The payer swaption buyer may immediately enter an offsetting at-the market receive fixed and pay floating swaption at a higher (current) fixed swap rate. The floating legs cancel out. The investor is now left with an annuity of the difference between the current fixed swap rate and the lower swaption exercise rate.
The present value of this annuity is given by:
$$\text{Present value of an annuity (PVA)}=\sum_{j=1}^{n}PV_{0},t_{j}(1)$$
The values of a payer and receiver swaptions are determined as follows:
$$PAY_{SWN}=(AP)PVA[R_{FIX}N(d_{1})-R_{K}N(d_{2})]$$
$$REC_{SWN}=(AP)PVA[R_{K}N(-d_{2})-R_{FIX}N(-d_{1})]$$
Where:
$$d_{1}=\frac{ln\bigg(\frac{R_{FIX}}{R_{K}}\bigg)+\frac{\sigma^{2}}{2}T}{\sigma\sqrt{T}}$$
And
$$d_{2}=d_{1}-\sigma\sqrt{T}$$
\(R_{FIX}\) is the fixed swap rate starting when the swaption expires
\(T\) is the swaption expiration quoted on an annual basis
\(R_{K}\) is the exercise rate starting at time T (annual basis)
AP is the accrual period. If the swap is settled quarterly, \(AP=\frac{90}{360}\)
\(\sigma\) is the volatility of the forward swap rate
The swaption valuation model has the following features that make it different from the standard Black model:
Consider a European payer swaption that expires in one year. The underlying is a five-year swap with a fixed rate of 6% that makes annual payments. At the swaption expiry in one year, the fixed rate of a five-year annual pay swap is 7%.
\(R_{K}\), the exercise rate, \(6\%\)
\(R_{FIX}\), the fixed swap rate starting when the swaption expires, \(=7\%\)
The buyer of the payer swaption can benefit by entering a five-year swap at a fixed rate of 6% even though the market rate is higher, at 7%. The buyer is now left with an annuity of the difference between the current fixed swap rate (7%) and the lower swaption exercise rate (6%).
Question
A payer swaption is most likely interpreted as:
- The difference between bond component and swap component
- The difference between the swap component and bond component
- The sum of the swap component and bond component
Solution
The correct answer is B:
The formula for the payer swaption value is:
$$PAY_{SWN}=(AP)PVA[R_{FIX}N(d_{1})-R_{K}N(d_{2})]$$
Where \((AP)PVA(R_{FIX})N(d_{1}))\) is the swap component and \((AP)PVA(R_{K})N(d_{2})\) is the bond component. Thus, the payer swaption model value is the swap component minus the bond component.
The following formula gives the receiver swaption model value:
$$REC_{SWN}=(AP)PVA[R_{K}N(-d_{2})-R_{FIX}N(-d_{1})]$$
Where:

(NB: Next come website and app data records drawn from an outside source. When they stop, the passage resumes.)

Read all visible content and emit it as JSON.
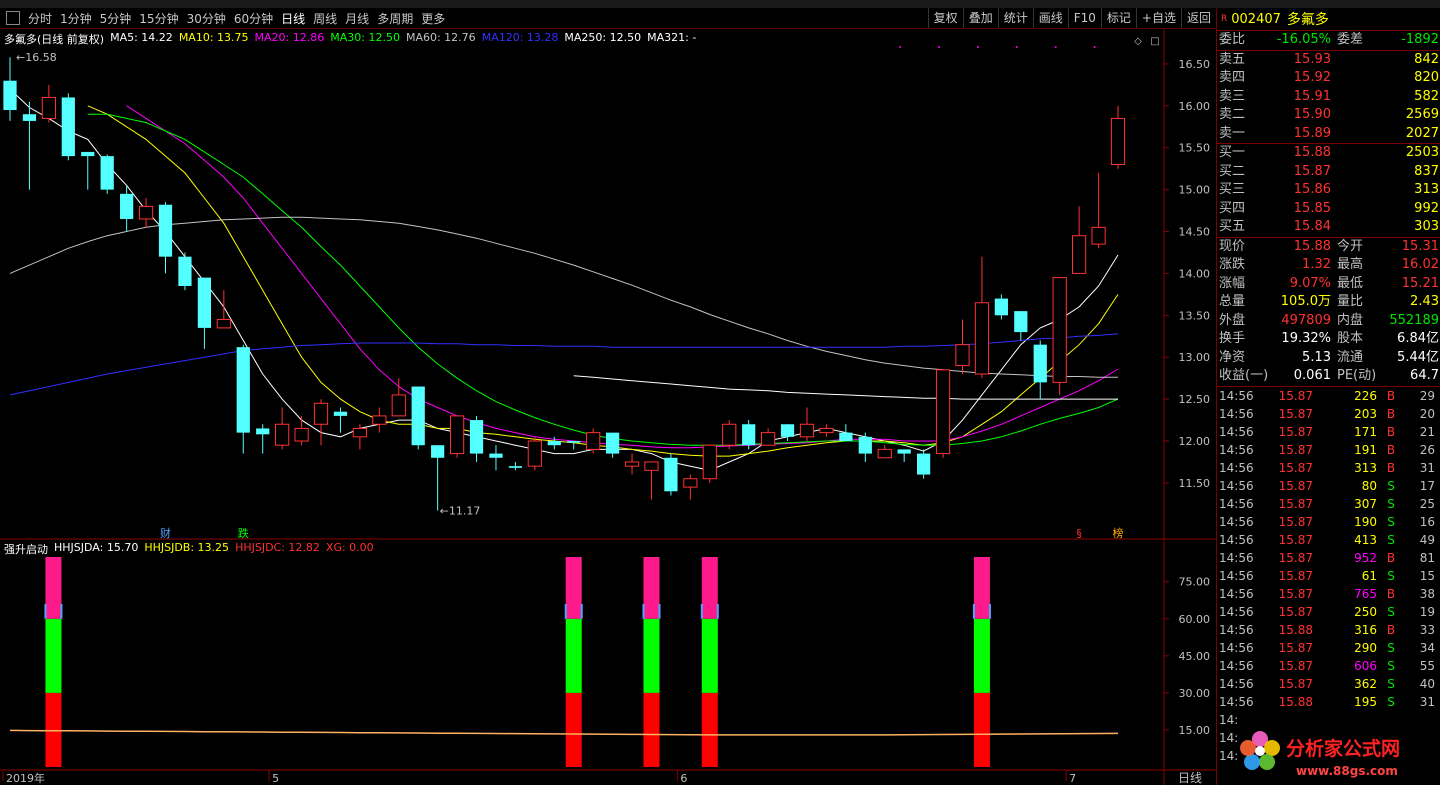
{
  "toolbar": {
    "items": [
      "分时",
      "1分钟",
      "5分钟",
      "15分钟",
      "30分钟",
      "60分钟",
      "日线",
      "周线",
      "月线",
      "多周期",
      "更多"
    ],
    "active": "日线",
    "right_buttons": [
      "复权",
      "叠加",
      "统计",
      "画线",
      "F10",
      "标记",
      "+自选",
      "返回"
    ]
  },
  "chart_header": {
    "title": "多氟多(日线 前复权)",
    "ma": [
      {
        "label": "MA5: 14.22",
        "color": "#ffffff"
      },
      {
        "label": "MA10: 13.75",
        "color": "#ffff00"
      },
      {
        "label": "MA20: 12.86",
        "color": "#ff00ff"
      },
      {
        "label": "MA30: 12.50",
        "color": "#00ff00"
      },
      {
        "label": "MA60: 12.76",
        "color": "#c0c0c0"
      },
      {
        "label": "MA120: 13.28",
        "color": "#3030ff"
      },
      {
        "label": "MA250: 12.50",
        "color": "#ffffff"
      },
      {
        "label": "MA321: -",
        "color": "#ffffff"
      }
    ]
  },
  "price_axis": [
    "16.50",
    "16.00",
    "15.50",
    "15.00",
    "14.50",
    "14.00",
    "13.50",
    "13.00",
    "12.50",
    "12.00",
    "11.50"
  ],
  "annotations": {
    "high": "16.58",
    "low": "11.17",
    "markers": [
      "财",
      "跌",
      "§",
      "榜"
    ]
  },
  "indicator": {
    "name": "强升启动",
    "values": [
      {
        "label": "HHJSJDA: 15.70",
        "color": "#ffffff"
      },
      {
        "label": "HHJSJDB: 13.25",
        "color": "#ffff00"
      },
      {
        "label": "HHJSJDC: 12.82",
        "color": "#ff3232"
      },
      {
        "label": "XG: 0.00",
        "color": "#ff3232"
      }
    ],
    "axis": [
      "75.00",
      "60.00",
      "45.00",
      "30.00",
      "15.00"
    ]
  },
  "date_axis": [
    "2019年",
    "5",
    "6",
    "7"
  ],
  "period_label": "日线",
  "chart_data": {
    "type": "candlestick",
    "ylim": [
      10.95,
      16.75
    ],
    "candles": [
      [
        16.3,
        15.95,
        16.58,
        15.82
      ],
      [
        15.9,
        15.82,
        16.05,
        15.0
      ],
      [
        15.85,
        16.1,
        16.25,
        15.8
      ],
      [
        16.1,
        15.4,
        16.15,
        15.35
      ],
      [
        15.45,
        15.4,
        15.45,
        15.0
      ],
      [
        15.4,
        15.0,
        15.42,
        14.95
      ],
      [
        14.95,
        14.65,
        15.05,
        14.5
      ],
      [
        14.65,
        14.8,
        14.9,
        14.55
      ],
      [
        14.82,
        14.2,
        14.85,
        14.0
      ],
      [
        14.2,
        13.85,
        14.25,
        13.8
      ],
      [
        13.95,
        13.35,
        13.95,
        13.1
      ],
      [
        13.35,
        13.45,
        13.8,
        13.4
      ],
      [
        13.12,
        12.1,
        13.15,
        11.85
      ],
      [
        12.15,
        12.08,
        12.2,
        11.85
      ],
      [
        11.95,
        12.2,
        12.4,
        11.9
      ],
      [
        12.0,
        12.15,
        12.3,
        11.95
      ],
      [
        12.2,
        12.45,
        12.5,
        11.95
      ],
      [
        12.35,
        12.3,
        12.4,
        12.1
      ],
      [
        12.05,
        12.15,
        12.2,
        11.9
      ],
      [
        12.2,
        12.3,
        12.4,
        12.1
      ],
      [
        12.3,
        12.55,
        12.75,
        12.3
      ],
      [
        12.65,
        11.95,
        12.65,
        11.9
      ],
      [
        11.95,
        11.8,
        11.95,
        11.17
      ],
      [
        11.85,
        12.3,
        12.3,
        11.8
      ],
      [
        12.25,
        11.85,
        12.3,
        11.75
      ],
      [
        11.85,
        11.8,
        11.95,
        11.65
      ],
      [
        11.7,
        11.68,
        11.75,
        11.65
      ],
      [
        11.7,
        12.0,
        12.05,
        11.65
      ],
      [
        12.0,
        11.95,
        12.05,
        11.9
      ],
      [
        12.0,
        11.98,
        12.0,
        11.9
      ],
      [
        11.9,
        12.1,
        12.15,
        11.85
      ],
      [
        12.1,
        11.85,
        12.1,
        11.8
      ],
      [
        11.7,
        11.75,
        11.85,
        11.6
      ],
      [
        11.65,
        11.75,
        11.75,
        11.3
      ],
      [
        11.8,
        11.4,
        11.85,
        11.35
      ],
      [
        11.45,
        11.55,
        11.6,
        11.3
      ],
      [
        11.55,
        11.95,
        11.95,
        11.5
      ],
      [
        11.95,
        12.2,
        12.25,
        11.9
      ],
      [
        12.2,
        11.95,
        12.25,
        11.9
      ],
      [
        11.95,
        12.1,
        12.15,
        11.95
      ],
      [
        12.2,
        12.05,
        12.2,
        12.0
      ],
      [
        12.05,
        12.2,
        12.4,
        12.0
      ],
      [
        12.1,
        12.15,
        12.2,
        12.05
      ],
      [
        12.1,
        12.0,
        12.2,
        12.0
      ],
      [
        12.05,
        11.85,
        12.1,
        11.75
      ],
      [
        11.8,
        11.9,
        11.95,
        11.8
      ],
      [
        11.9,
        11.85,
        11.9,
        11.75
      ],
      [
        11.85,
        11.6,
        11.9,
        11.55
      ],
      [
        11.85,
        12.85,
        12.85,
        11.8
      ],
      [
        12.9,
        13.15,
        13.45,
        12.8
      ],
      [
        12.8,
        13.65,
        14.2,
        12.75
      ],
      [
        13.7,
        13.5,
        13.75,
        13.45
      ],
      [
        13.55,
        13.3,
        13.55,
        13.2
      ],
      [
        13.15,
        12.7,
        13.2,
        12.5
      ],
      [
        12.7,
        13.95,
        13.95,
        12.55
      ],
      [
        14.0,
        14.45,
        14.8,
        14.0
      ],
      [
        14.35,
        14.55,
        15.2,
        14.3
      ],
      [
        15.3,
        15.85,
        16.0,
        15.25
      ]
    ],
    "ma_lines": {
      "MA5": [
        16.2,
        15.98,
        15.85,
        15.7,
        15.6,
        15.3,
        15.05,
        14.75,
        14.5,
        14.2,
        13.9,
        13.6,
        13.2,
        12.8,
        12.5,
        12.25,
        12.1,
        12.05,
        12.15,
        12.2,
        12.25,
        12.25,
        12.15,
        12.1,
        12.05,
        12.0,
        11.95,
        11.9,
        11.85,
        11.85,
        11.9,
        11.9,
        11.9,
        11.85,
        11.75,
        11.7,
        11.65,
        11.75,
        11.85,
        12.0,
        12.05,
        12.1,
        12.15,
        12.1,
        12.05,
        12.0,
        11.95,
        11.88,
        12.0,
        12.25,
        12.55,
        12.85,
        13.15,
        13.35,
        13.45,
        13.6,
        13.85,
        14.22
      ],
      "MA10": [
        null,
        null,
        null,
        null,
        16.0,
        15.9,
        15.75,
        15.6,
        15.4,
        15.2,
        14.9,
        14.6,
        14.2,
        13.8,
        13.4,
        13.0,
        12.7,
        12.5,
        12.35,
        12.25,
        12.2,
        12.2,
        12.15,
        12.15,
        12.1,
        12.08,
        12.05,
        12.02,
        12.0,
        11.98,
        11.95,
        11.93,
        11.9,
        11.88,
        11.85,
        11.83,
        11.82,
        11.82,
        11.85,
        11.88,
        11.92,
        11.95,
        11.98,
        12.0,
        12.0,
        12.0,
        11.98,
        11.95,
        11.98,
        12.05,
        12.2,
        12.35,
        12.55,
        12.75,
        12.95,
        13.15,
        13.4,
        13.75
      ],
      "MA20": [
        null,
        null,
        null,
        null,
        null,
        null,
        16.0,
        15.85,
        15.7,
        15.55,
        15.35,
        15.15,
        14.9,
        14.6,
        14.3,
        14.0,
        13.7,
        13.4,
        13.1,
        12.85,
        12.65,
        12.5,
        12.4,
        12.3,
        12.22,
        12.15,
        12.1,
        12.05,
        12.02,
        12.0,
        11.98,
        11.96,
        11.95,
        11.93,
        11.92,
        11.92,
        11.93,
        11.94,
        11.95,
        11.96,
        11.97,
        11.98,
        12.0,
        12.02,
        12.02,
        12.02,
        12.0,
        12.0,
        12.0,
        12.05,
        12.12,
        12.2,
        12.3,
        12.4,
        12.5,
        12.6,
        12.72,
        12.86
      ],
      "MA30": [
        null,
        null,
        null,
        null,
        15.9,
        15.9,
        15.85,
        15.8,
        15.7,
        15.6,
        15.45,
        15.3,
        15.15,
        14.95,
        14.75,
        14.55,
        14.32,
        14.1,
        13.85,
        13.6,
        13.35,
        13.12,
        12.92,
        12.75,
        12.6,
        12.47,
        12.37,
        12.28,
        12.2,
        12.13,
        12.07,
        12.03,
        12.0,
        11.98,
        11.96,
        11.95,
        11.95,
        11.95,
        11.96,
        11.97,
        11.98,
        11.99,
        12.0,
        12.0,
        12.0,
        11.98,
        11.96,
        11.95,
        11.95,
        11.97,
        12.0,
        12.05,
        12.12,
        12.2,
        12.27,
        12.33,
        12.4,
        12.5
      ],
      "MA60": [
        14.0,
        14.1,
        14.2,
        14.3,
        14.38,
        14.45,
        14.5,
        14.55,
        14.58,
        14.6,
        14.62,
        14.64,
        14.65,
        14.66,
        14.67,
        14.67,
        14.66,
        14.65,
        14.64,
        14.62,
        14.6,
        14.56,
        14.52,
        14.47,
        14.42,
        14.36,
        14.3,
        14.24,
        14.17,
        14.1,
        14.02,
        13.94,
        13.86,
        13.77,
        13.68,
        13.6,
        13.51,
        13.43,
        13.35,
        13.28,
        13.2,
        13.13,
        13.07,
        13.02,
        12.97,
        12.93,
        12.9,
        12.87,
        12.85,
        12.83,
        12.81,
        12.8,
        12.79,
        12.78,
        12.77,
        12.77,
        12.76,
        12.76
      ],
      "MA120": [
        12.55,
        12.6,
        12.65,
        12.7,
        12.75,
        12.8,
        12.84,
        12.88,
        12.92,
        12.96,
        13.0,
        13.04,
        13.08,
        13.1,
        13.12,
        13.14,
        13.15,
        13.16,
        13.17,
        13.17,
        13.17,
        13.17,
        13.16,
        13.16,
        13.15,
        13.15,
        13.14,
        13.14,
        13.13,
        13.13,
        13.13,
        13.12,
        13.12,
        13.12,
        13.12,
        13.12,
        13.12,
        13.12,
        13.12,
        13.12,
        13.12,
        13.12,
        13.12,
        13.12,
        13.12,
        13.12,
        13.13,
        13.13,
        13.14,
        13.15,
        13.16,
        13.18,
        13.2,
        13.22,
        13.23,
        13.25,
        13.26,
        13.28
      ],
      "MA250": [
        null,
        null,
        null,
        null,
        null,
        null,
        null,
        null,
        null,
        null,
        null,
        null,
        null,
        null,
        null,
        null,
        null,
        null,
        null,
        null,
        null,
        null,
        null,
        null,
        null,
        null,
        null,
        null,
        null,
        12.78,
        12.76,
        12.74,
        12.72,
        12.7,
        12.68,
        12.66,
        12.64,
        12.62,
        12.61,
        12.6,
        12.58,
        12.57,
        12.56,
        12.55,
        12.54,
        12.53,
        12.52,
        12.51,
        12.51,
        12.5,
        12.5,
        12.5,
        12.5,
        12.5,
        12.5,
        12.5,
        12.5,
        12.5
      ]
    },
    "indicator_bars": [
      {
        "candle": 1,
        "value": 75
      },
      {
        "candle": 29,
        "value": 75
      },
      {
        "candle": 33,
        "value": 75
      },
      {
        "candle": 36,
        "value": 75
      },
      {
        "candle": 50,
        "value": 75
      }
    ],
    "indicator_line": [
      14.8,
      14.75,
      14.7,
      14.65,
      14.6,
      14.55,
      14.5,
      14.45,
      14.4,
      14.35,
      14.3,
      14.25,
      14.2,
      14.15,
      14.1,
      14.05,
      14.0,
      13.95,
      13.9,
      13.85,
      13.8,
      13.75,
      13.7,
      13.65,
      13.6,
      13.55,
      13.5,
      13.45,
      13.4,
      13.35,
      13.3,
      13.25,
      13.2,
      13.15,
      13.1,
      13.05,
      13.0,
      13.0,
      13.0,
      13.0,
      13.0,
      13.0,
      13.0,
      13.0,
      13.0,
      13.0,
      13.05,
      13.1,
      13.15,
      13.2,
      13.25,
      13.3,
      13.35,
      13.4,
      13.45,
      13.5,
      13.55,
      13.6
    ],
    "indicator_ylim": [
      0,
      85
    ]
  },
  "quote": {
    "code": "002407",
    "name": "多氟多",
    "weibi": {
      "label": "委比",
      "value": "-16.05%",
      "label2": "委差",
      "value2": "-1892"
    },
    "sell": [
      {
        "label": "卖五",
        "price": "15.93",
        "vol": "842"
      },
      {
        "label": "卖四",
        "price": "15.92",
        "vol": "820"
      },
      {
        "label": "卖三",
        "price": "15.91",
        "vol": "582"
      },
      {
        "label": "卖二",
        "price": "15.90",
        "vol": "2569"
      },
      {
        "label": "卖一",
        "price": "15.89",
        "vol": "2027"
      }
    ],
    "buy": [
      {
        "label": "买一",
        "price": "15.88",
        "vol": "2503"
      },
      {
        "label": "买二",
        "price": "15.87",
        "vol": "837"
      },
      {
        "label": "买三",
        "price": "15.86",
        "vol": "313"
      },
      {
        "label": "买四",
        "price": "15.85",
        "vol": "992"
      },
      {
        "label": "买五",
        "price": "15.84",
        "vol": "303"
      }
    ],
    "stats": [
      {
        "l1": "现价",
        "v1": "15.88",
        "c1": "red",
        "l2": "今开",
        "v2": "15.31",
        "c2": "red"
      },
      {
        "l1": "涨跌",
        "v1": "1.32",
        "c1": "red",
        "l2": "最高",
        "v2": "16.02",
        "c2": "red"
      },
      {
        "l1": "涨幅",
        "v1": "9.07%",
        "c1": "red",
        "l2": "最低",
        "v2": "15.21",
        "c2": "red"
      },
      {
        "l1": "总量",
        "v1": "105.0万",
        "c1": "yellow",
        "l2": "量比",
        "v2": "2.43",
        "c2": "yellow"
      },
      {
        "l1": "外盘",
        "v1": "497809",
        "c1": "red",
        "l2": "内盘",
        "v2": "552189",
        "c2": "green"
      },
      {
        "l1": "换手",
        "v1": "19.32%",
        "c1": "white",
        "l2": "股本",
        "v2": "6.84亿",
        "c2": "white"
      },
      {
        "l1": "净资",
        "v1": "5.13",
        "c1": "white",
        "l2": "流通",
        "v2": "5.44亿",
        "c2": "white"
      },
      {
        "l1": "收益(一)",
        "v1": "0.061",
        "c1": "white",
        "l2": "PE(动)",
        "v2": "64.7",
        "c2": "white"
      }
    ],
    "ticks": [
      {
        "t": "14:56",
        "p": "15.87",
        "v": "226",
        "vc": "yellow",
        "d": "B",
        "n": "29"
      },
      {
        "t": "14:56",
        "p": "15.87",
        "v": "203",
        "vc": "yellow",
        "d": "B",
        "n": "20"
      },
      {
        "t": "14:56",
        "p": "15.87",
        "v": "171",
        "vc": "yellow",
        "d": "B",
        "n": "21"
      },
      {
        "t": "14:56",
        "p": "15.87",
        "v": "191",
        "vc": "yellow",
        "d": "B",
        "n": "26"
      },
      {
        "t": "14:56",
        "p": "15.87",
        "v": "313",
        "vc": "yellow",
        "d": "B",
        "n": "31"
      },
      {
        "t": "14:56",
        "p": "15.87",
        "v": "80",
        "vc": "yellow",
        "d": "S",
        "n": "17"
      },
      {
        "t": "14:56",
        "p": "15.87",
        "v": "307",
        "vc": "yellow",
        "d": "S",
        "n": "25"
      },
      {
        "t": "14:56",
        "p": "15.87",
        "v": "190",
        "vc": "yellow",
        "d": "S",
        "n": "16"
      },
      {
        "t": "14:56",
        "p": "15.87",
        "v": "413",
        "vc": "yellow",
        "d": "S",
        "n": "49"
      },
      {
        "t": "14:56",
        "p": "15.87",
        "v": "952",
        "vc": "magenta",
        "d": "B",
        "n": "81"
      },
      {
        "t": "14:56",
        "p": "15.87",
        "v": "61",
        "vc": "yellow",
        "d": "S",
        "n": "15"
      },
      {
        "t": "14:56",
        "p": "15.87",
        "v": "765",
        "vc": "magenta",
        "d": "B",
        "n": "38"
      },
      {
        "t": "14:56",
        "p": "15.87",
        "v": "250",
        "vc": "yellow",
        "d": "S",
        "n": "19"
      },
      {
        "t": "14:56",
        "p": "15.88",
        "v": "316",
        "vc": "yellow",
        "d": "B",
        "n": "33"
      },
      {
        "t": "14:56",
        "p": "15.87",
        "v": "290",
        "vc": "yellow",
        "d": "S",
        "n": "34"
      },
      {
        "t": "14:56",
        "p": "15.87",
        "v": "606",
        "vc": "magenta",
        "d": "S",
        "n": "55"
      },
      {
        "t": "14:56",
        "p": "15.87",
        "v": "362",
        "vc": "yellow",
        "d": "S",
        "n": "40"
      },
      {
        "t": "14:56",
        "p": "15.88",
        "v": "195",
        "vc": "yellow",
        "d": "S",
        "n": "31"
      },
      {
        "t": "14:",
        "p": "",
        "v": "",
        "vc": "yellow",
        "d": "",
        "n": ""
      },
      {
        "t": "14:",
        "p": "",
        "v": "",
        "vc": "yellow",
        "d": "",
        "n": ""
      },
      {
        "t": "14:",
        "p": "",
        "v": "",
        "vc": "yellow",
        "d": "",
        "n": ""
      }
    ]
  },
  "watermark": {
    "text": "分析家公式网",
    "url": "www.88gs.com"
  }
}
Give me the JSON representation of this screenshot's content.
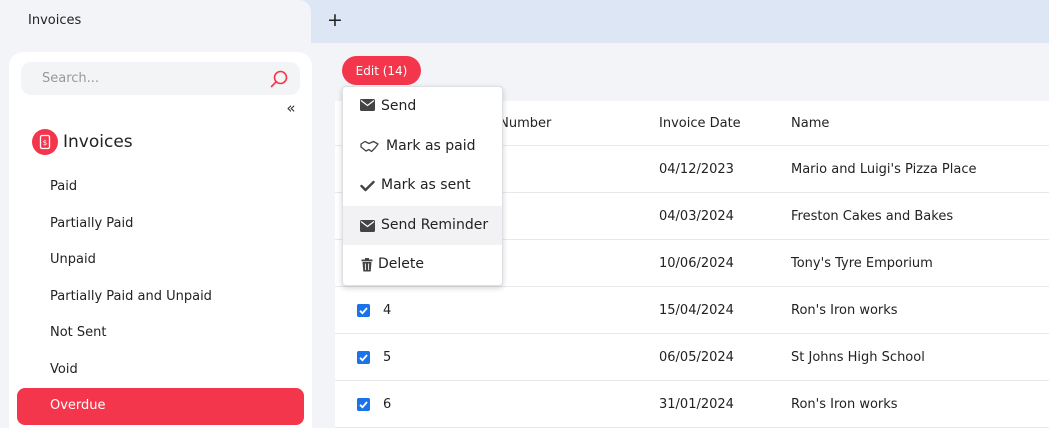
{
  "tabs": {
    "active_label": "Invoices",
    "add_label": "+"
  },
  "sidebar": {
    "search_placeholder": "Search...",
    "collapse_label": "«",
    "section_title": "Invoices",
    "items": [
      {
        "label": "Paid"
      },
      {
        "label": "Partially Paid"
      },
      {
        "label": "Unpaid"
      },
      {
        "label": "Partially Paid and Unpaid"
      },
      {
        "label": "Not Sent"
      },
      {
        "label": "Void"
      },
      {
        "label": "Overdue",
        "active": true
      }
    ]
  },
  "toolbar": {
    "edit_label": "Edit (14)"
  },
  "menu": {
    "items": [
      {
        "label": "Send",
        "icon": "envelope-icon"
      },
      {
        "label": "Mark as paid",
        "icon": "handshake-icon"
      },
      {
        "label": "Mark as sent",
        "icon": "check-icon"
      },
      {
        "label": "Send Reminder",
        "icon": "envelope-icon",
        "hover": true
      },
      {
        "label": "Delete",
        "icon": "trash-icon"
      }
    ]
  },
  "table": {
    "columns": [
      "e Number",
      "Invoice Date",
      "Name"
    ],
    "rows": [
      {
        "number": "",
        "date": "04/12/2023",
        "name": "Mario and Luigi's Pizza Place",
        "checked": true
      },
      {
        "number": "",
        "date": "04/03/2024",
        "name": "Freston Cakes and Bakes",
        "checked": true
      },
      {
        "number": "",
        "date": "10/06/2024",
        "name": "Tony's Tyre Emporium",
        "checked": true
      },
      {
        "number": "4",
        "date": "15/04/2024",
        "name": "Ron's Iron works",
        "checked": true
      },
      {
        "number": "5",
        "date": "06/05/2024",
        "name": "St Johns High School",
        "checked": true
      },
      {
        "number": "6",
        "date": "31/01/2024",
        "name": "Ron's Iron works",
        "checked": true
      }
    ]
  },
  "colors": {
    "accent": "#f4364c",
    "checkbox": "#1a73e8",
    "tabbar": "#dce6f4",
    "page_bg": "#f2f4f8"
  }
}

\((AP)PVA(R_{FIX})N(-d_{1})\) is the swap component and \((AP)PVA(R_{K})N(-d_{2}\) is the bond component.
This, the receiver swaption model value is the bond component minus the swap component.
Reading 38: Valuation of Contingent Claims
LOS 38 (j) describe how the Black model is used to value European interest rate options and European swaptions;